Ólafur Elíasson, "The Weather Project" (2003), installation view, Turbine Hall at Tate Modern. Photo by Tate Photography.

Ólafur Elíasson, “The Weather Project” (2003), installation view, Turbine Hall at Tate Modern. Photo by Tate Photography.


But the grandiosity of the Turrell exhibition sparked in me an insidious thought that crept like a vine. Even as I stood alone in front of one of the largest pieces—an enormous glowing purple rectangle, an edifice at the end of a long room that danced around the periphery of my vision­—I couldn’t separate from the greater context. As I stood before its phantasmal ocean, my inhalations slowing, my eyes widening with each moment in an attempt to latch onto any figment of reality in the darkness, the thick concrete walls supporting the behemoth structure began to build slowly in my mind as in some time-lapse film of their construction. Envisioned by acclaimed architect Renzo Piano, named for the building’s primary funder Eli Broad, my understanding of the Broad Contemporary Art Museum at LACMA, guardian of these works of supreme escapism, shifted.


As I walked from one monstrous gallery space to the next, hosting more of Turrell’s works, I found my transcendental experience interrupted by the one prevailing fact that hadn’t fully left me since purchasing my twenty-five-dollar, reservation only ticket: this national endeavor was exorbitantly expensive to produce. While I was grateful for the museum mandated low-occupancy stroll through the galleries, I kept thinking of the fissure that was created by this economic and ideological exclusivity. These warehouses for art, diligently named after the wealthiest benefactors, were one small component of this dizzying conquest for abstraction. From the millions to build the buildings to the unfathomable amounts spent on insurance, shipment, fabrication, coordination, lighting, publication, advertisement, and everything else that keeps the operation running, I found myself unable to detach.
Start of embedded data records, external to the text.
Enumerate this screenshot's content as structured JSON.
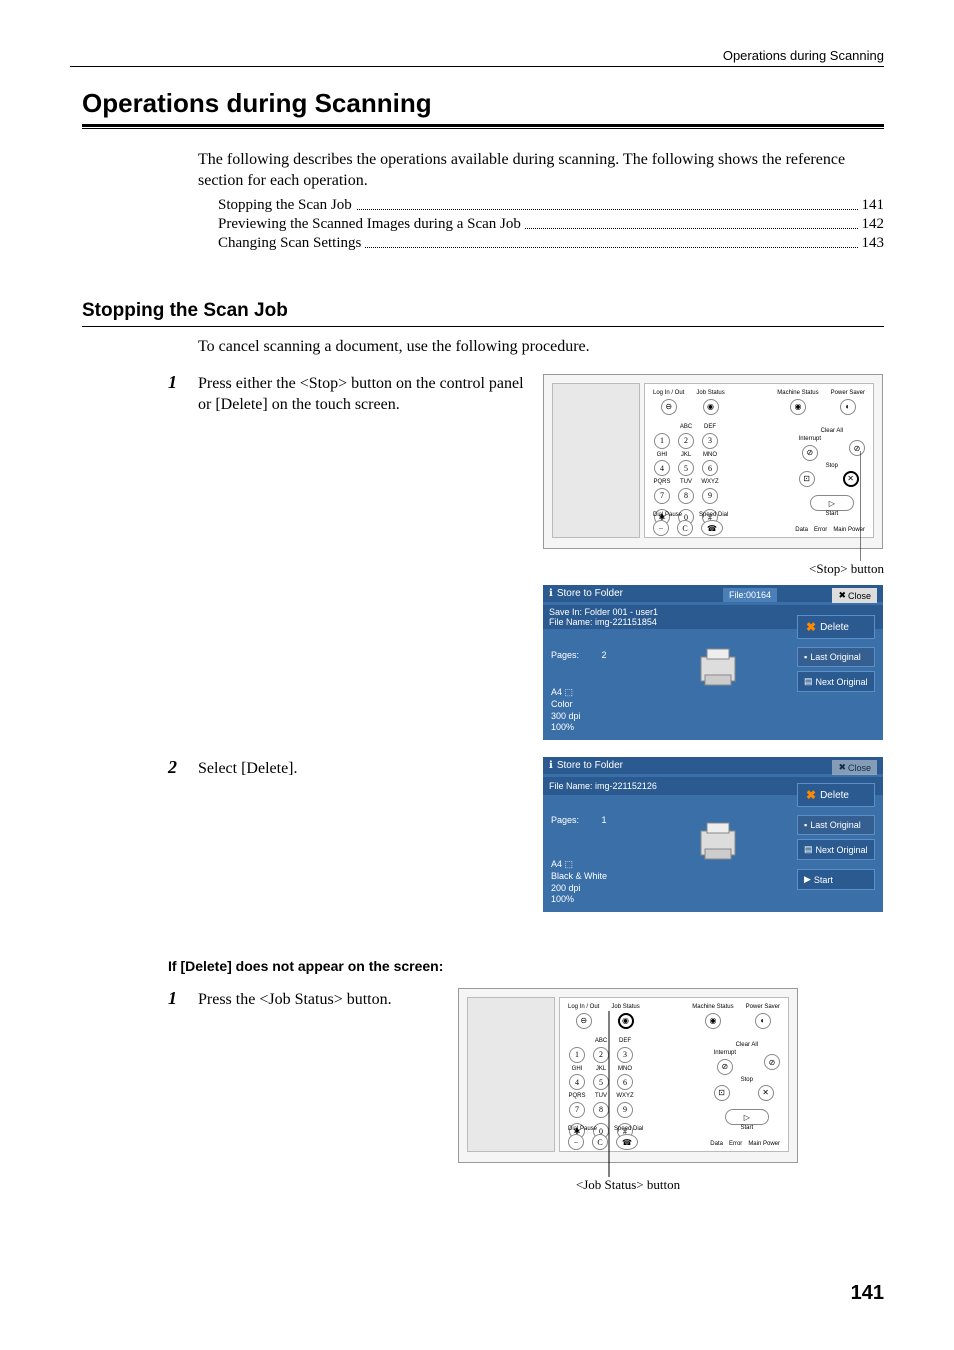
{
  "header": {
    "rightText": "Operations during Scanning"
  },
  "mainHeading": "Operations during Scanning",
  "intro": "The following describes the operations available during scanning. The following shows the reference section for each operation.",
  "toc": [
    {
      "label": "Stopping the Scan Job",
      "page": "141"
    },
    {
      "label": "Previewing the Scanned Images during a Scan Job",
      "page": "142"
    },
    {
      "label": "Changing Scan Settings",
      "page": "143"
    }
  ],
  "section1": {
    "heading": "Stopping the Scan Job",
    "intro": "To cancel scanning a document, use the following procedure.",
    "step1num": "1",
    "step1text": "Press either the <Stop> button on the control panel or [Delete] on the touch screen.",
    "step2num": "2",
    "step2text": "Select [Delete]."
  },
  "panel": {
    "labels": {
      "login": "Log In / Out",
      "jobStatus": "Job Status",
      "machineStatus": "Machine Status",
      "powerSaver": "Power Saver",
      "clearAll": "Clear All",
      "interrupt": "Interrupt",
      "stop": "Stop",
      "start": "Start",
      "dialPause": "Dial Pause",
      "speedDial": "Speed Dial",
      "data": "Data",
      "error": "Error",
      "mainPower": "Main Power"
    },
    "keys": {
      "abc": "ABC",
      "def": "DEF",
      "ghi": "GHI",
      "jkl": "JKL",
      "mno": "MNO",
      "pqrs": "PQRS",
      "tuv": "TUV",
      "wxyz": "WXYZ"
    },
    "nums": {
      "1": "1",
      "2": "2",
      "3": "3",
      "4": "4",
      "5": "5",
      "6": "6",
      "7": "7",
      "8": "8",
      "9": "9",
      "0": "0",
      "star": "✱",
      "hash": "#",
      "c": "C"
    }
  },
  "stopCallout": "<Stop> button",
  "jobStatusCallout": "<Job Status> button",
  "screen1": {
    "title": "Store to Folder",
    "fileNum": "File:00164",
    "close": "Close",
    "saveIn": "Save In: Folder 001 - user1",
    "fileName": "File Name: img-221151854",
    "pagesLabel": "Pages:",
    "pagesValue": "2",
    "info": {
      "size": "A4 ⬚",
      "color": "Color",
      "dpi": "300 dpi",
      "pct": "100%"
    },
    "delete": "Delete",
    "lastOriginal": "Last Original",
    "nextOriginal": "Next Original"
  },
  "screen2": {
    "title": "Store to Folder",
    "close": "Close",
    "fileName": "File Name: img-221152126",
    "pagesLabel": "Pages:",
    "pagesValue": "1",
    "info": {
      "size": "A4 ⬚",
      "color": "Black & White",
      "dpi": "200 dpi",
      "pct": "100%"
    },
    "delete": "Delete",
    "lastOriginal": "Last Original",
    "nextOriginal": "Next Original",
    "start": "Start"
  },
  "subsection": {
    "heading": "If [Delete] does not appear on the screen:",
    "step1num": "1",
    "step1text": "Press the <Job Status> button."
  },
  "pageNumber": "141"
}
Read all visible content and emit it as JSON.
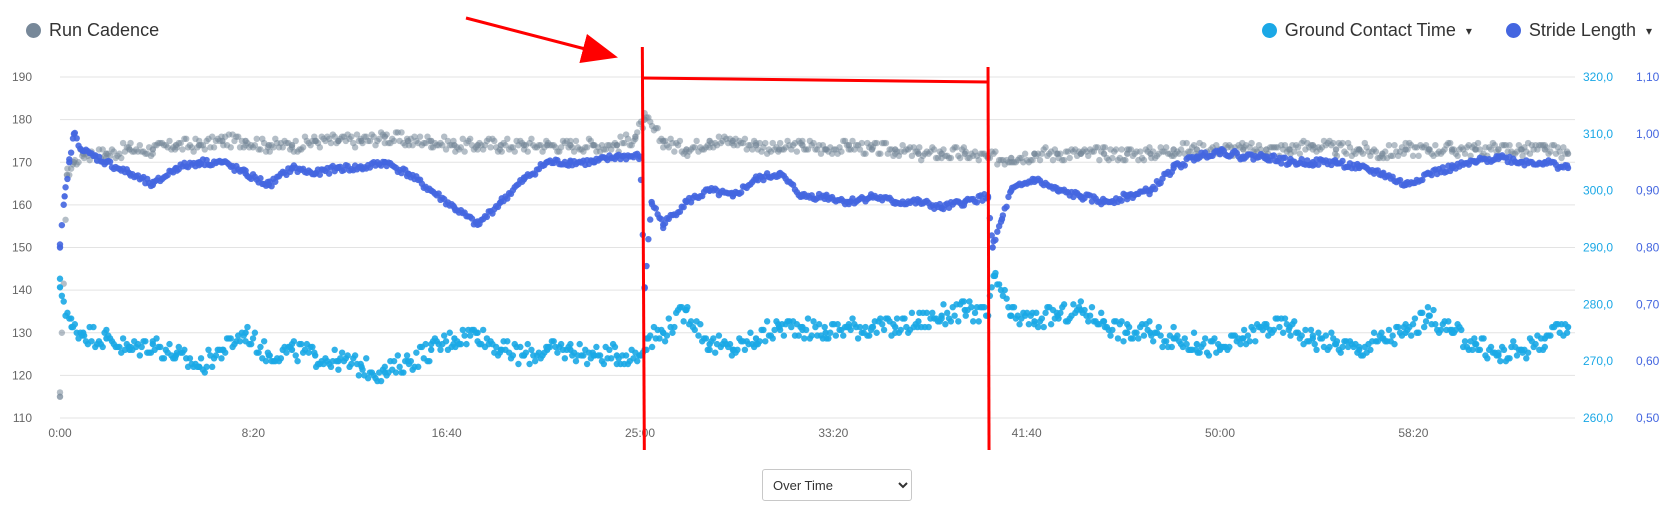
{
  "legend": {
    "left": [
      {
        "label": "Run Cadence",
        "color": "#778899",
        "icon": "legend-dot"
      }
    ],
    "right": [
      {
        "label": "Ground Contact Time",
        "color": "#1ba8e6",
        "icon": "legend-dot",
        "caret": "▾"
      },
      {
        "label": "Stride Length",
        "color": "#4466e0",
        "icon": "legend-dot",
        "caret": "▾"
      }
    ]
  },
  "dropdown": {
    "selected": "Over Time",
    "options": [
      "Over Time"
    ]
  },
  "chart_data": {
    "type": "scatter",
    "x_unit": "minutes",
    "x_ticks": [
      "0:00",
      "8:20",
      "16:40",
      "25:00",
      "33:20",
      "41:40",
      "50:00",
      "58:20"
    ],
    "x_tick_values": [
      0,
      8.333,
      16.667,
      25,
      33.333,
      41.667,
      50,
      58.333
    ],
    "xlim": [
      0,
      65.3
    ],
    "y_left": {
      "ticks": [
        "110",
        "120",
        "130",
        "140",
        "150",
        "160",
        "170",
        "180",
        "190"
      ],
      "ylim": [
        110,
        190
      ]
    },
    "y_right_gct": {
      "ticks": [
        "260,0",
        "270,0",
        "280,0",
        "290,0",
        "300,0",
        "310,0",
        "320,0"
      ],
      "ylim": [
        260,
        320
      ],
      "color": "#1ba8e6"
    },
    "y_right_stride": {
      "ticks": [
        "0,50",
        "0,60",
        "0,70",
        "0,80",
        "0,90",
        "1,00",
        "1,10"
      ],
      "ylim": [
        0.5,
        1.1
      ],
      "color": "#4466e0"
    },
    "grid": true,
    "series": [
      {
        "name": "Run Cadence",
        "axis": "left",
        "color": "#778899",
        "points": [
          [
            0,
            115
          ],
          [
            0.3,
            167
          ],
          [
            0.6,
            170
          ],
          [
            1,
            172
          ],
          [
            2,
            172
          ],
          [
            3,
            173
          ],
          [
            4,
            173
          ],
          [
            5,
            174
          ],
          [
            6,
            174
          ],
          [
            7,
            175
          ],
          [
            8,
            175
          ],
          [
            9,
            174
          ],
          [
            10,
            174
          ],
          [
            11,
            175
          ],
          [
            12,
            175
          ],
          [
            13,
            175
          ],
          [
            14,
            176
          ],
          [
            15,
            175
          ],
          [
            16,
            175
          ],
          [
            17,
            174
          ],
          [
            18,
            174
          ],
          [
            19,
            174
          ],
          [
            20,
            174
          ],
          [
            21,
            174
          ],
          [
            22,
            174
          ],
          [
            23,
            174
          ],
          [
            24,
            174
          ],
          [
            24.8,
            176
          ],
          [
            25.2,
            180
          ],
          [
            26,
            175
          ],
          [
            27,
            173
          ],
          [
            28,
            175
          ],
          [
            29,
            175
          ],
          [
            30,
            174
          ],
          [
            31,
            173
          ],
          [
            32,
            174
          ],
          [
            33,
            173
          ],
          [
            34,
            174
          ],
          [
            35,
            173
          ],
          [
            36,
            173
          ],
          [
            37,
            172
          ],
          [
            38,
            172
          ],
          [
            39,
            172
          ],
          [
            40,
            171
          ],
          [
            41,
            171
          ],
          [
            42,
            172
          ],
          [
            43,
            172
          ],
          [
            44,
            172
          ],
          [
            45,
            172
          ],
          [
            46,
            172
          ],
          [
            47,
            172
          ],
          [
            48,
            173
          ],
          [
            49,
            173
          ],
          [
            50,
            173
          ],
          [
            51,
            173
          ],
          [
            52,
            173
          ],
          [
            53,
            173
          ],
          [
            54,
            174
          ],
          [
            55,
            173
          ],
          [
            56,
            173
          ],
          [
            57,
            172
          ],
          [
            58,
            173
          ],
          [
            59,
            173
          ],
          [
            60,
            173
          ],
          [
            61,
            173
          ],
          [
            62,
            173
          ],
          [
            63,
            173
          ],
          [
            64,
            173
          ],
          [
            65,
            172
          ]
        ]
      },
      {
        "name": "Stride Length",
        "axis": "right_stride",
        "color": "#4466e0",
        "points": [
          [
            0,
            0.8
          ],
          [
            0.2,
            0.89
          ],
          [
            0.4,
            0.95
          ],
          [
            0.6,
            1.0
          ],
          [
            1,
            0.97
          ],
          [
            2,
            0.95
          ],
          [
            3,
            0.93
          ],
          [
            4,
            0.91
          ],
          [
            5,
            0.94
          ],
          [
            6,
            0.95
          ],
          [
            7,
            0.95
          ],
          [
            8,
            0.93
          ],
          [
            9,
            0.91
          ],
          [
            10,
            0.94
          ],
          [
            11,
            0.93
          ],
          [
            12,
            0.94
          ],
          [
            13,
            0.94
          ],
          [
            14,
            0.95
          ],
          [
            15,
            0.93
          ],
          [
            16,
            0.9
          ],
          [
            17,
            0.87
          ],
          [
            18,
            0.84
          ],
          [
            19,
            0.88
          ],
          [
            20,
            0.92
          ],
          [
            21,
            0.95
          ],
          [
            22,
            0.95
          ],
          [
            23,
            0.95
          ],
          [
            24,
            0.96
          ],
          [
            25,
            0.96
          ],
          [
            25.2,
            0.73
          ],
          [
            25.5,
            0.88
          ],
          [
            26,
            0.84
          ],
          [
            27,
            0.88
          ],
          [
            28,
            0.9
          ],
          [
            29,
            0.89
          ],
          [
            30,
            0.92
          ],
          [
            31,
            0.93
          ],
          [
            32,
            0.89
          ],
          [
            33,
            0.89
          ],
          [
            34,
            0.88
          ],
          [
            35,
            0.89
          ],
          [
            36,
            0.88
          ],
          [
            37,
            0.88
          ],
          [
            38,
            0.87
          ],
          [
            39,
            0.88
          ],
          [
            40,
            0.89
          ],
          [
            40.2,
            0.8
          ],
          [
            40.6,
            0.85
          ],
          [
            41,
            0.9
          ],
          [
            42,
            0.92
          ],
          [
            43,
            0.9
          ],
          [
            44,
            0.89
          ],
          [
            45,
            0.88
          ],
          [
            46,
            0.89
          ],
          [
            47,
            0.9
          ],
          [
            48,
            0.94
          ],
          [
            49,
            0.96
          ],
          [
            50,
            0.97
          ],
          [
            51,
            0.96
          ],
          [
            52,
            0.96
          ],
          [
            53,
            0.95
          ],
          [
            54,
            0.95
          ],
          [
            55,
            0.95
          ],
          [
            56,
            0.94
          ],
          [
            57,
            0.93
          ],
          [
            58,
            0.91
          ],
          [
            59,
            0.93
          ],
          [
            60,
            0.94
          ],
          [
            61,
            0.95
          ],
          [
            62,
            0.96
          ],
          [
            63,
            0.95
          ],
          [
            64,
            0.95
          ],
          [
            65,
            0.94
          ]
        ]
      },
      {
        "name": "Ground Contact Time",
        "axis": "right_gct",
        "color": "#1ba8e6",
        "points": [
          [
            0,
            283
          ],
          [
            0.5,
            276
          ],
          [
            1,
            275
          ],
          [
            2,
            274
          ],
          [
            3,
            272
          ],
          [
            4,
            273
          ],
          [
            5,
            271
          ],
          [
            6,
            269
          ],
          [
            7,
            272
          ],
          [
            8,
            275
          ],
          [
            9,
            271
          ],
          [
            10,
            272
          ],
          [
            11,
            271
          ],
          [
            12,
            270
          ],
          [
            13,
            269
          ],
          [
            14,
            268
          ],
          [
            15,
            270
          ],
          [
            16,
            272
          ],
          [
            17,
            274
          ],
          [
            18,
            275
          ],
          [
            19,
            272
          ],
          [
            20,
            271
          ],
          [
            21,
            272
          ],
          [
            22,
            272
          ],
          [
            23,
            271
          ],
          [
            24,
            271
          ],
          [
            25,
            271
          ],
          [
            25.3,
            274
          ],
          [
            26,
            275
          ],
          [
            27,
            279
          ],
          [
            28,
            273
          ],
          [
            29,
            272
          ],
          [
            30,
            274
          ],
          [
            31,
            276
          ],
          [
            32,
            276
          ],
          [
            33,
            275
          ],
          [
            34,
            276
          ],
          [
            35,
            276
          ],
          [
            36,
            276
          ],
          [
            37,
            277
          ],
          [
            38,
            278
          ],
          [
            39,
            279
          ],
          [
            40,
            278
          ],
          [
            40.3,
            285
          ],
          [
            41,
            278
          ],
          [
            42,
            277
          ],
          [
            43,
            278
          ],
          [
            44,
            279
          ],
          [
            45,
            277
          ],
          [
            46,
            275
          ],
          [
            47,
            275
          ],
          [
            48,
            274
          ],
          [
            49,
            273
          ],
          [
            50,
            272
          ],
          [
            51,
            274
          ],
          [
            52,
            276
          ],
          [
            53,
            276
          ],
          [
            54,
            274
          ],
          [
            55,
            273
          ],
          [
            56,
            272
          ],
          [
            57,
            274
          ],
          [
            58,
            275
          ],
          [
            59,
            278
          ],
          [
            60,
            275
          ],
          [
            61,
            273
          ],
          [
            62,
            271
          ],
          [
            63,
            272
          ],
          [
            64,
            274
          ],
          [
            65,
            276
          ]
        ]
      }
    ],
    "annotations": [
      {
        "type": "arrow",
        "from": [
          17.5,
          "top"
        ],
        "to": [
          23.8,
          "top"
        ],
        "color": "#ff0000"
      },
      {
        "type": "vline",
        "x": 25.1,
        "color": "#ff0000"
      },
      {
        "type": "vline",
        "x": 40.0,
        "color": "#ff0000"
      },
      {
        "type": "hline",
        "x_from": 25.1,
        "x_to": 40.0,
        "color": "#ff0000"
      }
    ]
  }
}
What I began ruminating on with increasing fervor, passing the three-dimensional model of Turrell’s magnum opus, the Roden Crater (imagine mind-bending, architecturally fascinating rooms dug throughout a mountain, illuminated variously by the sun or night sky depending on the rotation of the Earth), was the real and metaphoric value of abstraction, the role of the institutionalized museum, and the ethics of the production and consumption of abstract art.